Minimizing their bodily wants as far as possible, they (the six Gosvamis) each accepted only a loincloth and a begging bowl
SB Canto 5
Three among these ten—namely Kavi, Mahāvīra and Savana—lived in complete celibacy. Thus trained in brahmacārī life from the beginning of childhood, they were very conversant with the highest perfection, known as the paramahaṁsa-āśrama.
The word ūrdhva-retasaḥ in this verse is very significant. Ūrdhva-retaḥ refers to one who can control sex life and who instead of wasting semen by discharging it, can use this most important substance accumulated in the body to enrich the brain. One who can completely control sex life is able to work wonderfully with his brain, especially in remembering. Thus students who simply hear Vedic instructions once from their teacher could remember them verbatim without needing to read books, which therefore did not exist in former times.
Another significant word is arbha-bhāvāt, which means "from very childhood." Another meaning is "from being very affectionate to children." In other words, paramahaṁsa life is dedicated for the benefit of others. Just as a father sacrifices many things out of affection for his son, great saintly persons sacrifice all kinds of bodily comforts for the benefit of human society. In this connection there is a verse concerning the six Gosvāmīs:
- tyaktvā tūrṇam aśeṣa-maṇḍala-pati-śreṇīṁ sadā tucchavat
- bhūtvā dīna-gaṇeśakau karuṇayā kaupīna-kanthāśritau

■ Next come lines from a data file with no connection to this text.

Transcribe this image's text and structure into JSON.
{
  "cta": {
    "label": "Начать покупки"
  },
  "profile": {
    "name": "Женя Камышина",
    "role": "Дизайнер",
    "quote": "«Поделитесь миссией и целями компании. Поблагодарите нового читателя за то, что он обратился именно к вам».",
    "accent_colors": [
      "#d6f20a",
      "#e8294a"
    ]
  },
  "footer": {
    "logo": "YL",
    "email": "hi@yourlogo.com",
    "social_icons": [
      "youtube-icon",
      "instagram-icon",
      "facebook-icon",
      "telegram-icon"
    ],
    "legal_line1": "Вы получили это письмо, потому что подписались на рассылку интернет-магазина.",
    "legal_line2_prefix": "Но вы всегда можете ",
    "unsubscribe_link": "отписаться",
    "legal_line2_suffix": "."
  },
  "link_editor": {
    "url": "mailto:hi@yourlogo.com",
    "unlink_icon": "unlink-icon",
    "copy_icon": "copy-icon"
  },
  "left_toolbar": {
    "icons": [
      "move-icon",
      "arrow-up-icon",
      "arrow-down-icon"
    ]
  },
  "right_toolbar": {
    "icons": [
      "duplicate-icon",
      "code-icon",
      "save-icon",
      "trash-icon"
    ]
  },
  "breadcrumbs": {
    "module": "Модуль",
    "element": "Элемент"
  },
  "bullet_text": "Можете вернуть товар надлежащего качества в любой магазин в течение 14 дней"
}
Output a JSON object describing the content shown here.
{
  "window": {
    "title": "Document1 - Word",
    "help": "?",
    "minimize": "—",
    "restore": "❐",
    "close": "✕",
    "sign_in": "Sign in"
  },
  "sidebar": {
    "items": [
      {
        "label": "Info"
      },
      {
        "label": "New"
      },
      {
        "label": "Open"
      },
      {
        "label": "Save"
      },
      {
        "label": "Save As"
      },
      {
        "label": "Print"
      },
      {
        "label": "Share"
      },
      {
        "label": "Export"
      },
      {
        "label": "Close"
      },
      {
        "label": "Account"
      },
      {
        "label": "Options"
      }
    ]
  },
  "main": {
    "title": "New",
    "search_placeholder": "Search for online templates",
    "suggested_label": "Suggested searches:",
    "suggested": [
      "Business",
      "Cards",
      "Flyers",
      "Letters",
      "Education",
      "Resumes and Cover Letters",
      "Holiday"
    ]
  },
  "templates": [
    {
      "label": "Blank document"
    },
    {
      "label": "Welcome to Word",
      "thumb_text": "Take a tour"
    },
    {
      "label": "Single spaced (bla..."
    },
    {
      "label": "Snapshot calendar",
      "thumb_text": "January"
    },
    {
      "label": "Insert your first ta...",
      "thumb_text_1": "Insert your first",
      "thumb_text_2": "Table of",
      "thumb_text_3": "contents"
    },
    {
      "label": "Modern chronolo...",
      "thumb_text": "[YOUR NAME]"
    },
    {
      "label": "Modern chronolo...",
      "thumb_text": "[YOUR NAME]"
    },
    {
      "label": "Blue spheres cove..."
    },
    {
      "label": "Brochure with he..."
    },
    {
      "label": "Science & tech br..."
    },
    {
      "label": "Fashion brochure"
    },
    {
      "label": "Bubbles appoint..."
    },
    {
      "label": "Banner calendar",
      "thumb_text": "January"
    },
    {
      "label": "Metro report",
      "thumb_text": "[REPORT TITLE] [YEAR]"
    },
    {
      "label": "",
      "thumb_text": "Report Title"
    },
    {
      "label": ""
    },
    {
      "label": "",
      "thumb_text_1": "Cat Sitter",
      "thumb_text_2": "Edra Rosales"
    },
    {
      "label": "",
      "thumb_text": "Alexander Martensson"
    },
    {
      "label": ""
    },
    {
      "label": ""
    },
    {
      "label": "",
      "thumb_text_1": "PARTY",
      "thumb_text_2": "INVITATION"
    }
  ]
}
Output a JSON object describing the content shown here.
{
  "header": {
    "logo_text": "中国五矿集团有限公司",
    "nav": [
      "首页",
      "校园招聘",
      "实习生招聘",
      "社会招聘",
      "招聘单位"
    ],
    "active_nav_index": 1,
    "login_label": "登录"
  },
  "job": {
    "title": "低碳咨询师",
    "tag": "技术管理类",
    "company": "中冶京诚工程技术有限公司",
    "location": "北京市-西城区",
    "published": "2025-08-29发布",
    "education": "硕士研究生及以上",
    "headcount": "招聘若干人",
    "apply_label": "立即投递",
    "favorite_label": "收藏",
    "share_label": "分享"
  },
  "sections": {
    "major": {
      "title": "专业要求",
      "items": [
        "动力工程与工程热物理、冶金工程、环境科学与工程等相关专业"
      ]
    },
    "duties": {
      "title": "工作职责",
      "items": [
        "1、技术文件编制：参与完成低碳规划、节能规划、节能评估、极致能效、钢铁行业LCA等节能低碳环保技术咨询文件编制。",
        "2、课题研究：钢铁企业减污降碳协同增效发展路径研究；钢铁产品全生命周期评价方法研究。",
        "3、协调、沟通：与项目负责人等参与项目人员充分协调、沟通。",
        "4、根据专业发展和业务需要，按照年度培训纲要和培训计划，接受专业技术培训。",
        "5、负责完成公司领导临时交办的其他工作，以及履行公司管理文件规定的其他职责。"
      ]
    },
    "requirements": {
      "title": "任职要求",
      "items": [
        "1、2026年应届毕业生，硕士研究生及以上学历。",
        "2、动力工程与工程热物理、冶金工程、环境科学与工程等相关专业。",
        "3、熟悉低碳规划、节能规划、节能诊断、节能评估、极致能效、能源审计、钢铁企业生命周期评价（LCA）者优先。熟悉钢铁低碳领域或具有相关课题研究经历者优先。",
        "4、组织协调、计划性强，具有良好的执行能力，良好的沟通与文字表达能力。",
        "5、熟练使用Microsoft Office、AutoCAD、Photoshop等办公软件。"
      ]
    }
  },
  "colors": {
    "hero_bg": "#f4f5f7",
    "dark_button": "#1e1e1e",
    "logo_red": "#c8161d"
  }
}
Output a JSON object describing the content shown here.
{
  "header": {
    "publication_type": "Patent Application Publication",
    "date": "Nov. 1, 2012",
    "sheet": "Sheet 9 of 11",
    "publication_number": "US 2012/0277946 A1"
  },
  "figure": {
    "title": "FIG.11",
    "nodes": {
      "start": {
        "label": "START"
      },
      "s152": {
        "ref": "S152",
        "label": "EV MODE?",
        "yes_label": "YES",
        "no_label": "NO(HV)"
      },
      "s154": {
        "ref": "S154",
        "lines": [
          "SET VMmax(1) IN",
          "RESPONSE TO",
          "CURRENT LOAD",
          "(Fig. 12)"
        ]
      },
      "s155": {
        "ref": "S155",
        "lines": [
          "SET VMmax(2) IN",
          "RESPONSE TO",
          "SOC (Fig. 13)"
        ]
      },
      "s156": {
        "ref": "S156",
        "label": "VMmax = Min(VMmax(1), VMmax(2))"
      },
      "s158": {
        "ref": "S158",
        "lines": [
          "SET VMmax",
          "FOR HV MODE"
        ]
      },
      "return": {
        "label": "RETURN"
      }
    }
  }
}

Because of their compassion for the poor fallen souls, the six Gosvāmīs gave up their exalted positions as ministers and took vows as mendicants. Thus minimizing their bodily wants as far as possible, they each accepted only a loincloth and a begging bowl. Thus they remained in Vṛndāvana to execute the orders of Śrī Caitanya Mahāprabhu by compiling and publishing various Vaiṣṇava literatures.